**Action item:**
The expected output is the data below, character for character, without its pictures.

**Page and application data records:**
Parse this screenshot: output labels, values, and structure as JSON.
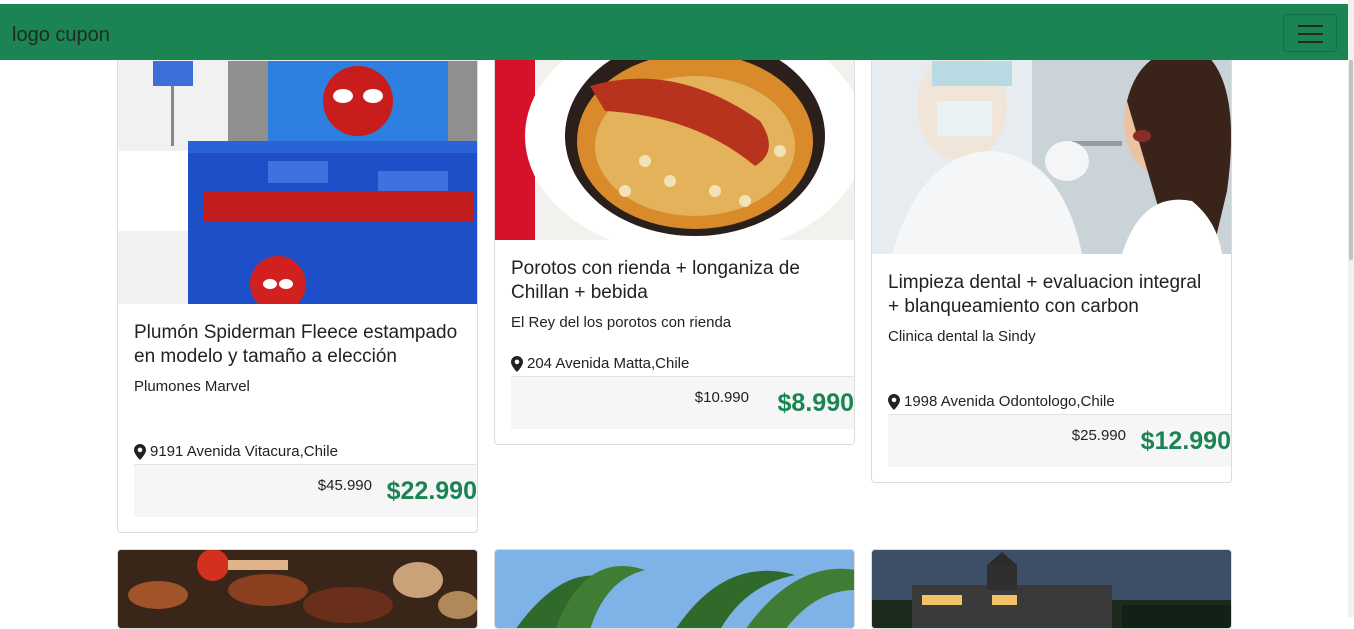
{
  "navbar": {
    "brand": "logo cupon",
    "toggle_icon": "hamburger-icon",
    "background": "#1a8553"
  },
  "cards": [
    {
      "title": "Plumón Spiderman Fleece estampado en modelo y tamaño a elección",
      "merchant": "Plumones Marvel",
      "location": "9191 Avenida Vitacura,Chile",
      "old_price": "$45.990",
      "new_price": "$22.990",
      "image": "spiderman-bedding-photo"
    },
    {
      "title": "Porotos con rienda + longaniza de Chillan + bebida",
      "merchant": "El Rey del los porotos con rienda",
      "location": "204 Avenida Matta,Chile",
      "old_price": "$10.990",
      "new_price": "$8.990",
      "image": "porotos-dish-photo"
    },
    {
      "title": "Limpieza dental + evaluacion integral + blanqueamiento con carbon",
      "merchant": "Clinica dental la Sindy",
      "location": "1998 Avenida Odontologo,Chile",
      "old_price": "$25.990",
      "new_price": "$12.990",
      "image": "dentist-photo"
    },
    {
      "image": "bbq-grill-photo"
    },
    {
      "image": "palm-trees-photo"
    },
    {
      "image": "evening-building-photo"
    }
  ],
  "colors": {
    "accent": "#1a8553",
    "price_box": "#f6f6f6"
  }
}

**Solution for this problem:**
Parse this screenshot: output labels, values, and structure as JSON.
{
  "navbar": {
    "brand": "logo cupon",
    "toggle_icon": "hamburger-icon",
    "background": "#1a8553"
  },
  "cards": [
    {
      "title": "Plumón Spiderman Fleece estampado en modelo y tamaño a elección",
      "merchant": "Plumones Marvel",
      "location": "9191 Avenida Vitacura,Chile",
      "old_price": "$45.990",
      "new_price": "$22.990",
      "image": "spiderman-bedding-photo"
    },
    {
      "title": "Porotos con rienda + longaniza de Chillan + bebida",
      "merchant": "El Rey del los porotos con rienda",
      "location": "204 Avenida Matta,Chile",
      "old_price": "$10.990",
      "new_price": "$8.990",
      "image": "porotos-dish-photo"
    },
    {
      "title": "Limpieza dental + evaluacion integral + blanqueamiento con carbon",
      "merchant": "Clinica dental la Sindy",
      "location": "1998 Avenida Odontologo,Chile",
      "old_price": "$25.990",
      "new_price": "$12.990",
      "image": "dentist-photo"
    },
    {
      "image": "bbq-grill-photo"
    },
    {
      "image": "palm-trees-photo"
    },
    {
      "image": "evening-building-photo"
    }
  ],
  "colors": {
    "accent": "#1a8553",
    "price_box": "#f6f6f6"
  }
}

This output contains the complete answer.